While the foiling may have tarnished and faded with time, it is still appreciated as a quintessentially Georgian technology. Necklaces evolved from ribbon style chokers early in the period to grand glittering cascades of gems. Cut steel became popular with graduated drops, flowers, and garlands.
The wealthy French adopted cut steel jewelry as a replacement for their donated or hidden gems. Repousse Chrysoberyl and Topaz Pendant. Girandole earrings, designed with a central bow-shaped motif suspending two pear-shaped drops flanking a third larger drop, were by far the most loved style for evening wear. Later, pendeloque earrings, comprised of a round or navette-shaped top suspending a bow and a matching larger drop became the preferred style.
This evolution of earring style looked as if the outer flanking pendants from girandole style earrings had been removed.
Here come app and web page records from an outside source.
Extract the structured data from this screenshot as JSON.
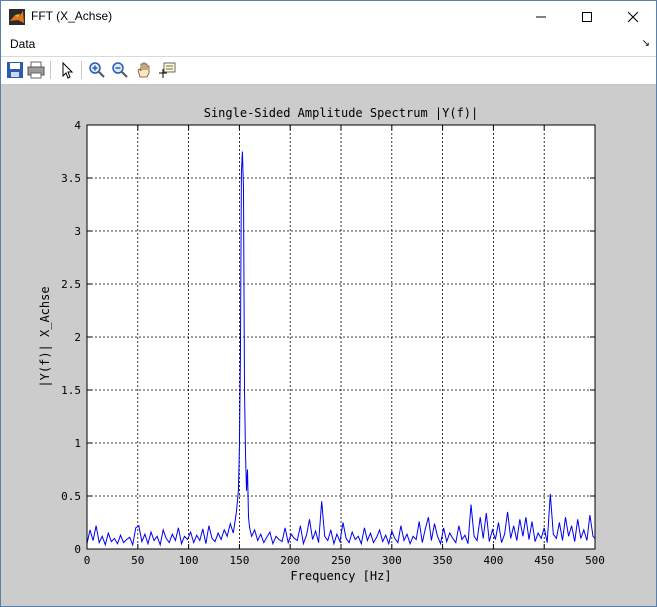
{
  "window": {
    "title": "FFT (X_Achse)",
    "menu_data": "Data",
    "menu_arrow": "↘",
    "buttons": {
      "minimize": "—",
      "maximize": "☐",
      "close": "✕"
    }
  },
  "toolbar": {
    "icons": [
      "save-icon",
      "print-icon",
      "pointer-icon",
      "zoom-in-icon",
      "zoom-out-icon",
      "pan-icon",
      "data-cursor-icon"
    ]
  },
  "colors": {
    "accent": "#0000ee",
    "figure_bg": "#cccccc"
  },
  "chart_data": {
    "type": "line",
    "title": "Single-Sided Amplitude Spectrum |Y(f)|",
    "xlabel": "Frequency [Hz]",
    "ylabel": "|Y(f)| X_Achse",
    "xlim": [
      0,
      500
    ],
    "ylim": [
      0,
      4
    ],
    "xticks": [
      0,
      50,
      100,
      150,
      200,
      250,
      300,
      350,
      400,
      450,
      500
    ],
    "yticks": [
      0,
      0.5,
      1,
      1.5,
      2,
      2.5,
      3,
      3.5,
      4
    ],
    "grid": true,
    "series": [
      {
        "color": "#0000ee",
        "x": [
          0,
          3,
          6,
          9,
          12,
          15,
          18,
          21,
          24,
          27,
          30,
          33,
          36,
          39,
          42,
          45,
          48,
          51,
          54,
          57,
          60,
          63,
          66,
          69,
          72,
          75,
          78,
          81,
          84,
          87,
          90,
          93,
          96,
          99,
          102,
          105,
          108,
          111,
          114,
          117,
          120,
          123,
          126,
          129,
          132,
          135,
          138,
          141,
          144,
          147,
          149,
          150,
          151,
          152,
          153,
          154,
          155,
          156,
          157,
          158,
          159,
          160,
          162,
          165,
          168,
          171,
          174,
          177,
          180,
          183,
          186,
          189,
          192,
          195,
          198,
          201,
          204,
          207,
          210,
          213,
          216,
          219,
          222,
          225,
          228,
          231,
          234,
          237,
          240,
          243,
          246,
          249,
          252,
          255,
          258,
          261,
          264,
          267,
          270,
          273,
          276,
          279,
          282,
          285,
          288,
          291,
          294,
          297,
          300,
          303,
          306,
          309,
          312,
          315,
          318,
          321,
          324,
          327,
          330,
          333,
          336,
          339,
          342,
          345,
          348,
          351,
          354,
          357,
          360,
          363,
          366,
          369,
          372,
          375,
          378,
          381,
          384,
          387,
          390,
          393,
          396,
          399,
          402,
          405,
          408,
          411,
          414,
          417,
          420,
          423,
          426,
          429,
          432,
          435,
          438,
          441,
          444,
          447,
          450,
          453,
          456,
          459,
          462,
          465,
          468,
          471,
          474,
          477,
          480,
          483,
          486,
          489,
          492,
          495,
          498,
          500
        ],
        "y": [
          0.05,
          0.18,
          0.08,
          0.22,
          0.06,
          0.12,
          0.04,
          0.15,
          0.07,
          0.1,
          0.05,
          0.13,
          0.06,
          0.09,
          0.11,
          0.04,
          0.2,
          0.22,
          0.07,
          0.14,
          0.05,
          0.16,
          0.08,
          0.12,
          0.04,
          0.18,
          0.1,
          0.06,
          0.14,
          0.08,
          0.2,
          0.05,
          0.12,
          0.09,
          0.16,
          0.06,
          0.13,
          0.08,
          0.19,
          0.05,
          0.22,
          0.1,
          0.07,
          0.15,
          0.09,
          0.18,
          0.12,
          0.24,
          0.15,
          0.35,
          0.55,
          0.95,
          1.8,
          3.55,
          3.75,
          3.4,
          1.5,
          0.9,
          0.55,
          0.75,
          0.3,
          0.2,
          0.12,
          0.18,
          0.08,
          0.14,
          0.06,
          0.11,
          0.16,
          0.05,
          0.12,
          0.09,
          0.07,
          0.2,
          0.06,
          0.14,
          0.1,
          0.08,
          0.22,
          0.05,
          0.13,
          0.28,
          0.09,
          0.17,
          0.06,
          0.45,
          0.12,
          0.08,
          0.18,
          0.05,
          0.14,
          0.07,
          0.25,
          0.1,
          0.06,
          0.16,
          0.09,
          0.12,
          0.05,
          0.2,
          0.08,
          0.15,
          0.06,
          0.11,
          0.18,
          0.07,
          0.13,
          0.05,
          0.17,
          0.1,
          0.06,
          0.22,
          0.08,
          0.14,
          0.05,
          0.12,
          0.09,
          0.26,
          0.06,
          0.19,
          0.3,
          0.08,
          0.24,
          0.12,
          0.05,
          0.2,
          0.07,
          0.15,
          0.1,
          0.06,
          0.22,
          0.09,
          0.13,
          0.05,
          0.42,
          0.12,
          0.08,
          0.3,
          0.1,
          0.34,
          0.07,
          0.18,
          0.09,
          0.25,
          0.06,
          0.14,
          0.35,
          0.1,
          0.22,
          0.08,
          0.28,
          0.12,
          0.3,
          0.09,
          0.26,
          0.07,
          0.15,
          0.1,
          0.2,
          0.06,
          0.52,
          0.14,
          0.1,
          0.25,
          0.08,
          0.3,
          0.12,
          0.22,
          0.07,
          0.28,
          0.1,
          0.18,
          0.08,
          0.32,
          0.12,
          0.1
        ]
      }
    ]
  }
}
Earrings were designed with a hinged wire hook that threaded the ear from back to front and clicked into place on the earring.
Brooches evolved from the demure gemstone bouquets or giardinetti to magnificent naturalistic bouquets set en tremblant. Bows, feathers, crowns , cornucopia and crosses were other frequent themes from the period. These motifs were often used in the creation of brooches with detachable pendants.
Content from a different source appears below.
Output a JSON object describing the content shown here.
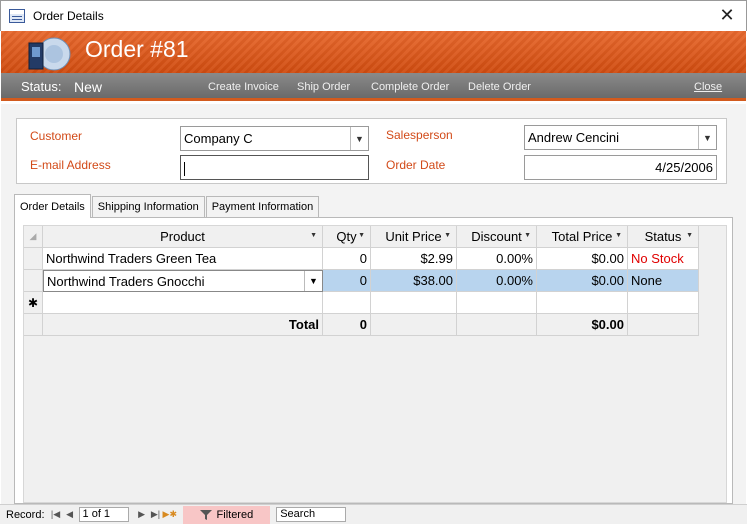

Some of these brooches were fitted with loops on the reverse to allow a ribbon or chain to be threaded thereby transforming the brooch into pendant. Rings were often styled with a larger central stone surrounded by small diamonds and were produced in every shape imaginable. Bands, set all around or half way with gemstones, were worn singly or in stacks. Clusters of small diamonds were set in such a way as to appear more dramatic and important. Magnificent hairstyles required equally magnificent jeweled adornments.
Tiaras , coronets , bandeaus and diadems in every motif from naturalistic to geometric were expressed in diamonds and colored gems. Aigrettes , combs and hairpins decorated with all manner of gems, cut steel and anything that would catch the light, poked out of towering wigs.
Georgian Rose-Cut Diamond Ring. Georgian Eye Miniature Portrait. Portrait miniatures , hair jewelry , silhouettes and eye miniatures comprised tokens of love and remembrance during the Georgian era. Women used their own hair to have mementos created for their children, for husbands and for lovers, both secret and acknowledged. Jewelry made of hair came to a peak near the end of the Georgian era when complete suites of jewelry including bracelets and necklaces were woven entirely out of hair following the many published designs on this craft.
Later, these evolved into rings with skulls or skeletons under the crystal and having skeleton or bone motif bands with black enamel. Memorial bands were made up, by those who could afford it, to distribute to friends and family and often the deceased made the arrangements for this custom prior to his demise. Georgian elements and themes continued to be used well into the reign of Queen Victoria and some were revived later in the period. Mourning jewelry , cameos, portrait miniatures, and many other items remained a constant, with stylistic changes, through both periods.
The analogy of evolution can be used to describe the fluidity of change from one period to the next, rather than simply abrupt change. The fate much of the jewelry created by eighteenth-century jewelers fell to the remodeller's torch.
Bringing one's gems up-to-date with the latest styles was a popular past time for the affluent and any excuse was employed to take one's jewelry to be redesigned. Gems seemed to achieve new brilliancy when re-set in au courant mountings. A History of Jewellery: Boston Book and Art, Publisher, Wallace-Homestead Book Company, Whitby Hall, Whitby, Norwich: Michael Russell Publishing Ltd.